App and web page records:
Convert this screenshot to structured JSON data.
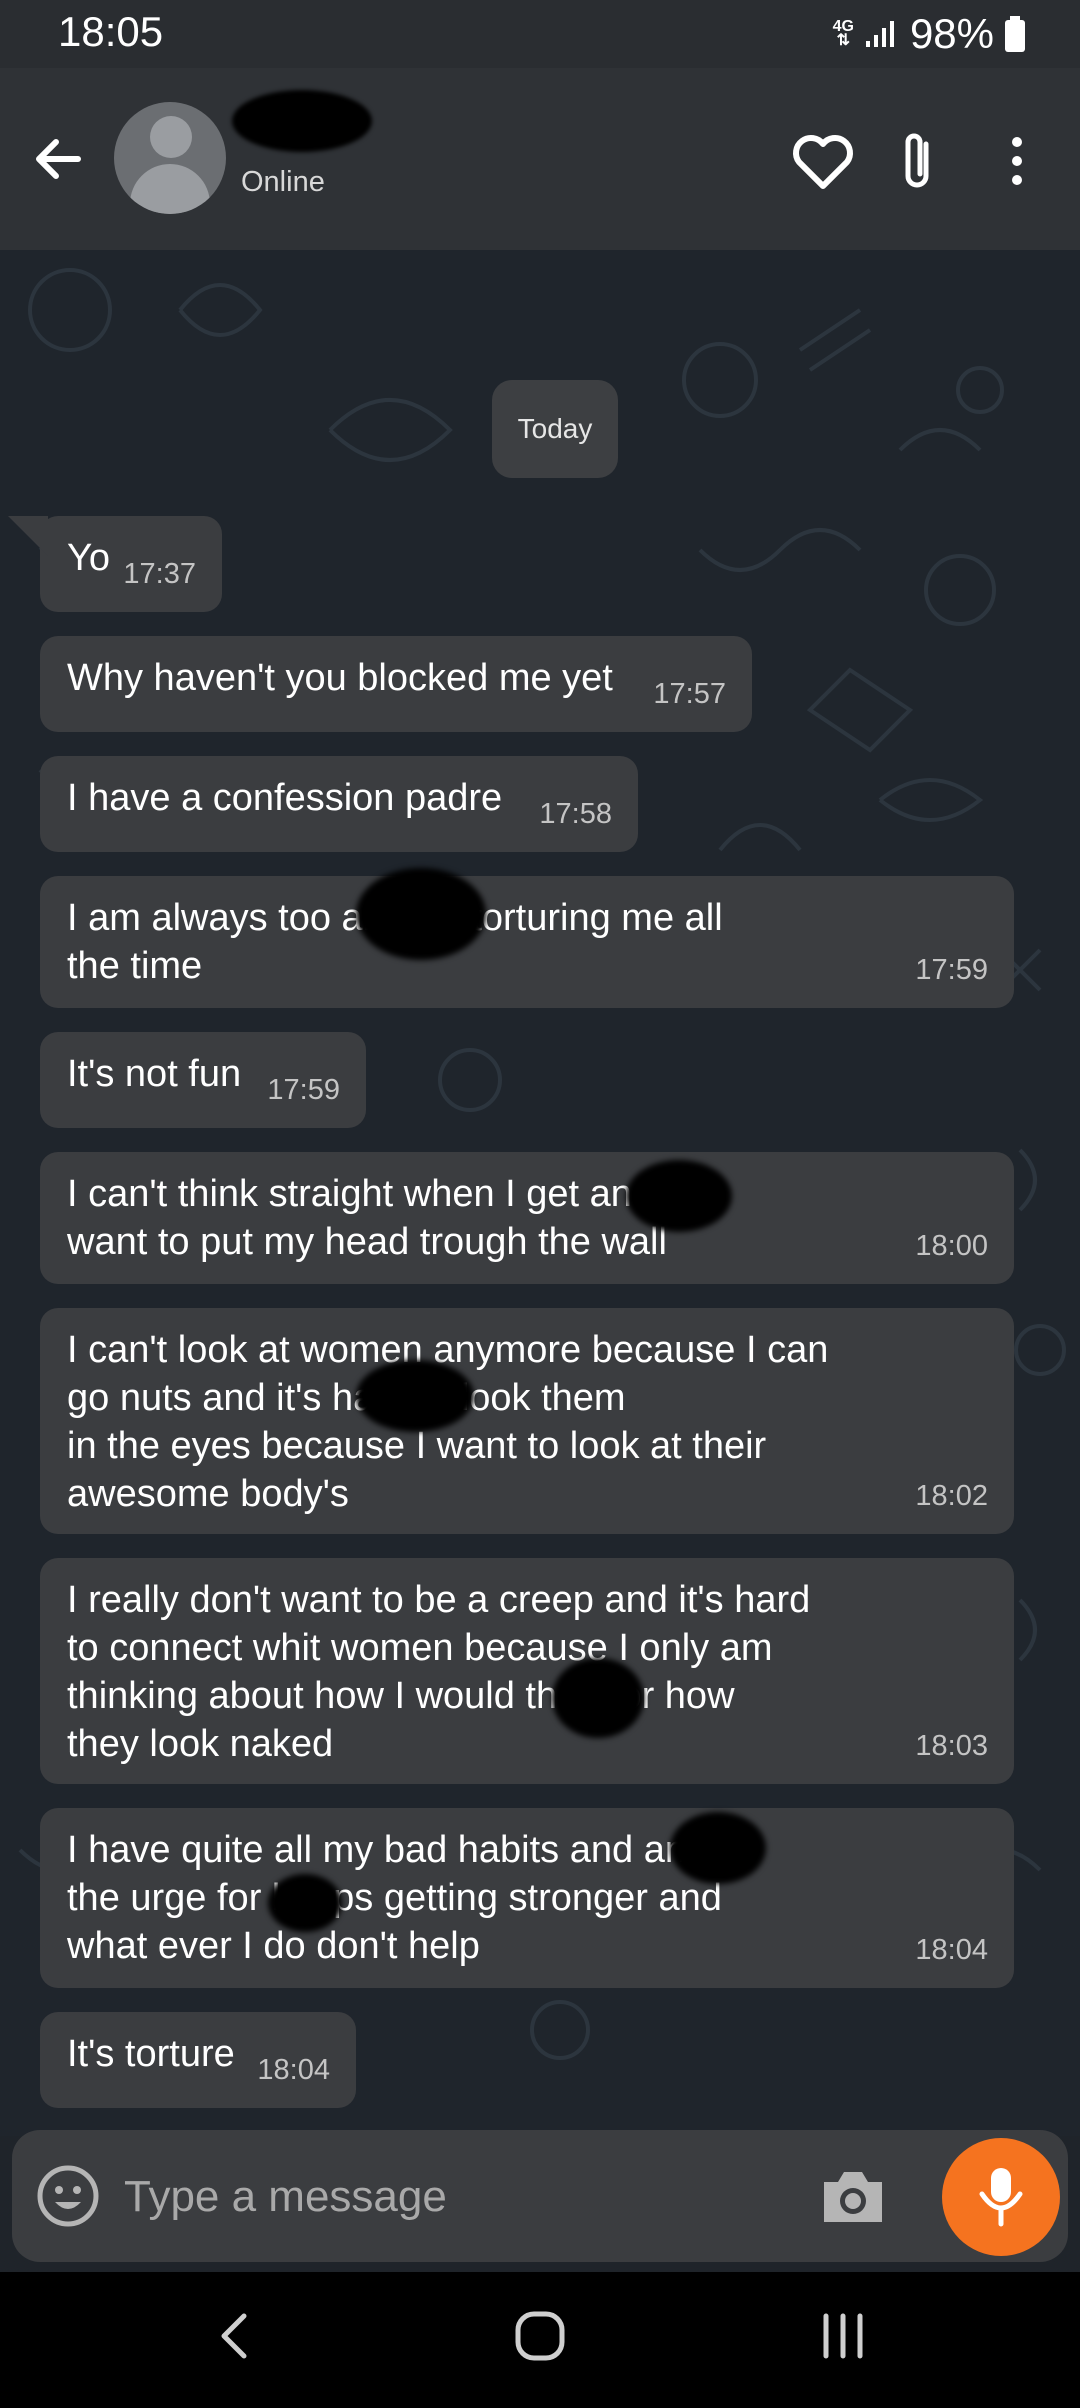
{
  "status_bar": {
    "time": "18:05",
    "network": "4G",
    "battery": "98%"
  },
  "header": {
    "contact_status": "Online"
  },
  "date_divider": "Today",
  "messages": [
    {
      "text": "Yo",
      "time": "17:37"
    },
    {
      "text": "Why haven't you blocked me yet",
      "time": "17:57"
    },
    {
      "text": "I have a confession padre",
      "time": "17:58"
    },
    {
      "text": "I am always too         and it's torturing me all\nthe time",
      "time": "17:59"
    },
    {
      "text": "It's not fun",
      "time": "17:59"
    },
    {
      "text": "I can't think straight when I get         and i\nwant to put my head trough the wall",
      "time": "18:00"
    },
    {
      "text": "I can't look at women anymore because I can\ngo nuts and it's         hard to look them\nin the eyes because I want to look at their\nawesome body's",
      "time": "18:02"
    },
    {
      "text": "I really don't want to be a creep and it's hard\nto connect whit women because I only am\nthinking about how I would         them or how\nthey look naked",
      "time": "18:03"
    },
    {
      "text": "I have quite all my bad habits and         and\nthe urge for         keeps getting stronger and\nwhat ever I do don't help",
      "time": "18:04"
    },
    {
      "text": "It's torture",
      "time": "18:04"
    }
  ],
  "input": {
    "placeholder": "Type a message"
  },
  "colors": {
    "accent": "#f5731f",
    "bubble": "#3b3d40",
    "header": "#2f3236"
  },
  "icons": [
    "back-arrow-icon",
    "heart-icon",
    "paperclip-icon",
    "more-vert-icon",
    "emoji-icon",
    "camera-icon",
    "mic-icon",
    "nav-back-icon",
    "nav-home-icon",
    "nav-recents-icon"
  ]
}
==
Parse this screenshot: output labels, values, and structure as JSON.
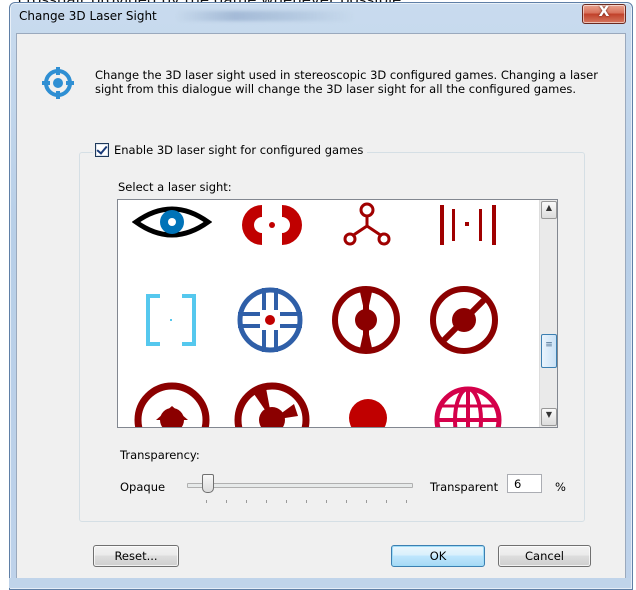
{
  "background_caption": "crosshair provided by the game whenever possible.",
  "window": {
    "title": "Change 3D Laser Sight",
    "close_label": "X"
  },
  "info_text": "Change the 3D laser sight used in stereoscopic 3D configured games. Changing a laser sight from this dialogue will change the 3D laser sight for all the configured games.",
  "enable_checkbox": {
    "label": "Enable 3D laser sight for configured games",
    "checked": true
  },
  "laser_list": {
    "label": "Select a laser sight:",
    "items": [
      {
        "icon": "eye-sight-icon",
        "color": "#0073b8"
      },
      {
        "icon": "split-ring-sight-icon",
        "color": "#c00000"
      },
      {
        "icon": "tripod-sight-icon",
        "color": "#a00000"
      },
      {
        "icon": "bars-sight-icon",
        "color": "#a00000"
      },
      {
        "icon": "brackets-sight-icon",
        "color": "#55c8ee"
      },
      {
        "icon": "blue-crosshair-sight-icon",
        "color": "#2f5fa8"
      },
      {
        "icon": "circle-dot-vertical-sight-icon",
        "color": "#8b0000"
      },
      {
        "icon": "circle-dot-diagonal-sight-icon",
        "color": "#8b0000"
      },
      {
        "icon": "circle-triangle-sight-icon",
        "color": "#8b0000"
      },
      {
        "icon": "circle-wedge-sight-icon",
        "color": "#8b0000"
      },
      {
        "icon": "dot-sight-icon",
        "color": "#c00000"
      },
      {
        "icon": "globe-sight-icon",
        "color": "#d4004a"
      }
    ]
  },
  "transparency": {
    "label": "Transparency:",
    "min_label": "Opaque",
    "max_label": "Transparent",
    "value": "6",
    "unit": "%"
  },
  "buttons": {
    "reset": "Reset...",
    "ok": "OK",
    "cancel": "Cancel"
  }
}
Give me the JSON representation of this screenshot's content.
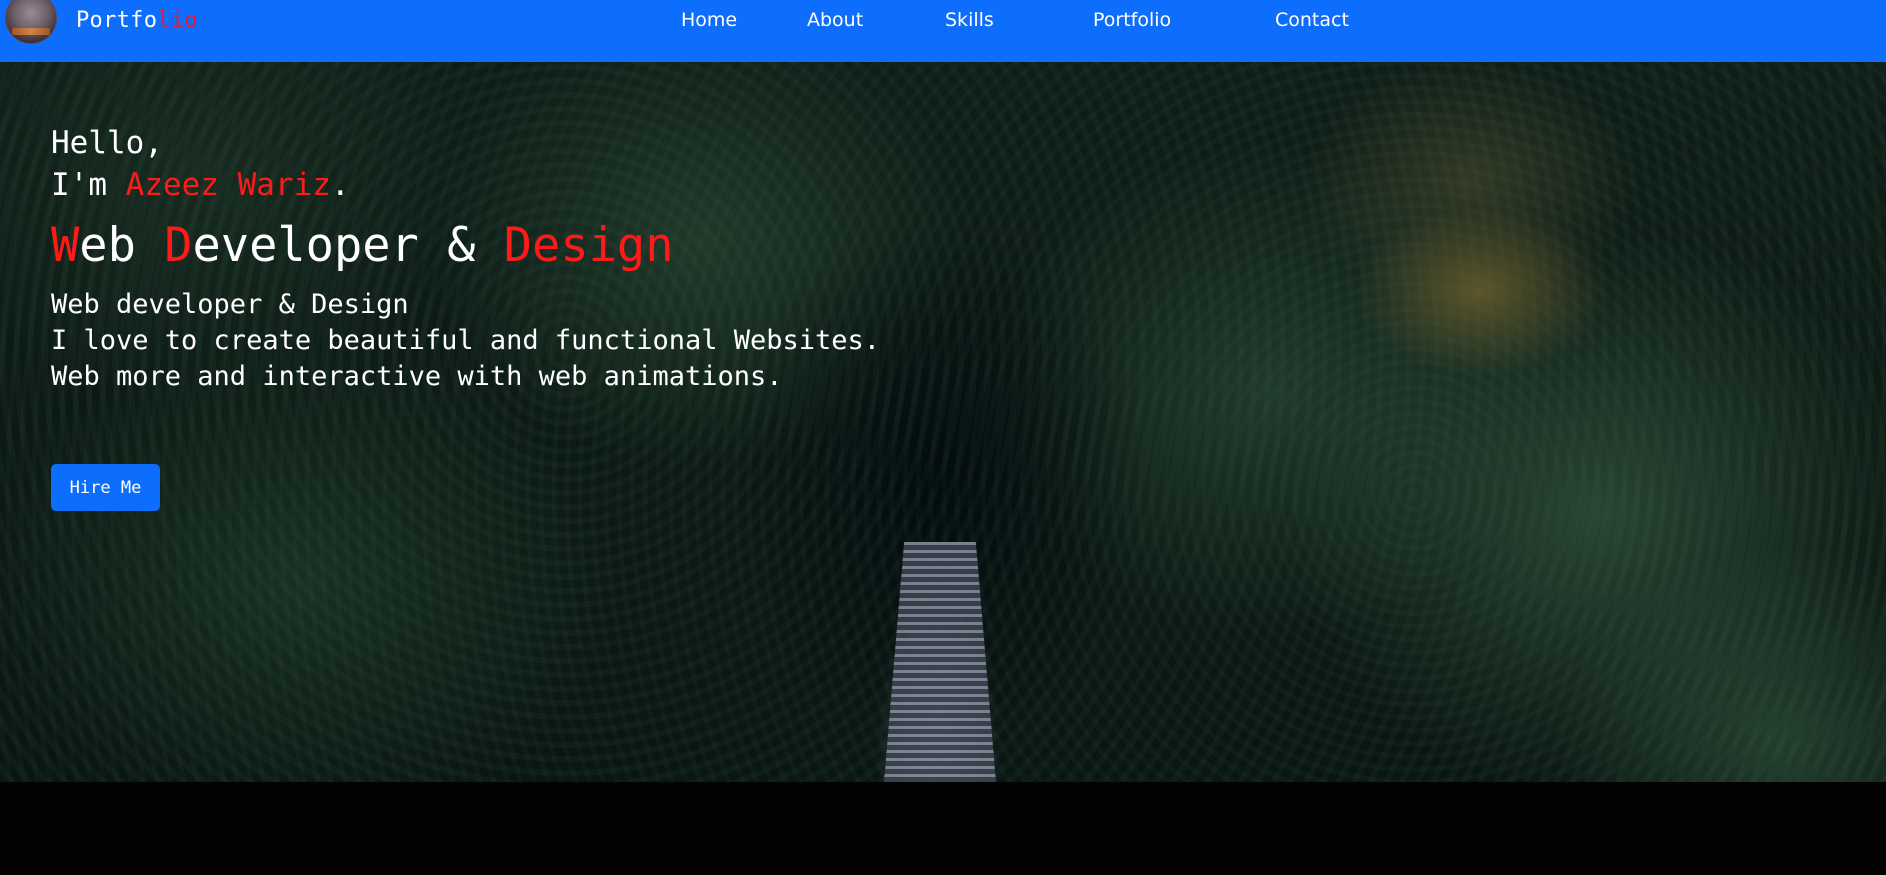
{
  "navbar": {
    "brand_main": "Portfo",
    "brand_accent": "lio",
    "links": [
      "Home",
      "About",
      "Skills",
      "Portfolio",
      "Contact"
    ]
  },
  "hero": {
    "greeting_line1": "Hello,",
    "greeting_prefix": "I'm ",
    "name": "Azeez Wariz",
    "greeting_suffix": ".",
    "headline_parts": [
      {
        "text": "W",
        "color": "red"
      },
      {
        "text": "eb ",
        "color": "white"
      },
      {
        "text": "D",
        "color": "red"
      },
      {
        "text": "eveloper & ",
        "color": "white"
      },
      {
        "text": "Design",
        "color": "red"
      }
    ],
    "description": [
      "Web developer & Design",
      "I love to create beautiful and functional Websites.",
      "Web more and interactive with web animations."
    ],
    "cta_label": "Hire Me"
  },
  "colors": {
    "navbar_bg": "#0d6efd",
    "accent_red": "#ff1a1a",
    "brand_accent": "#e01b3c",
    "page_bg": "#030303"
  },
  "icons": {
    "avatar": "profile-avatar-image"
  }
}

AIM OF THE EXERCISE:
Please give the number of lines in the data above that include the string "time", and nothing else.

YOUR SOLUTION:
12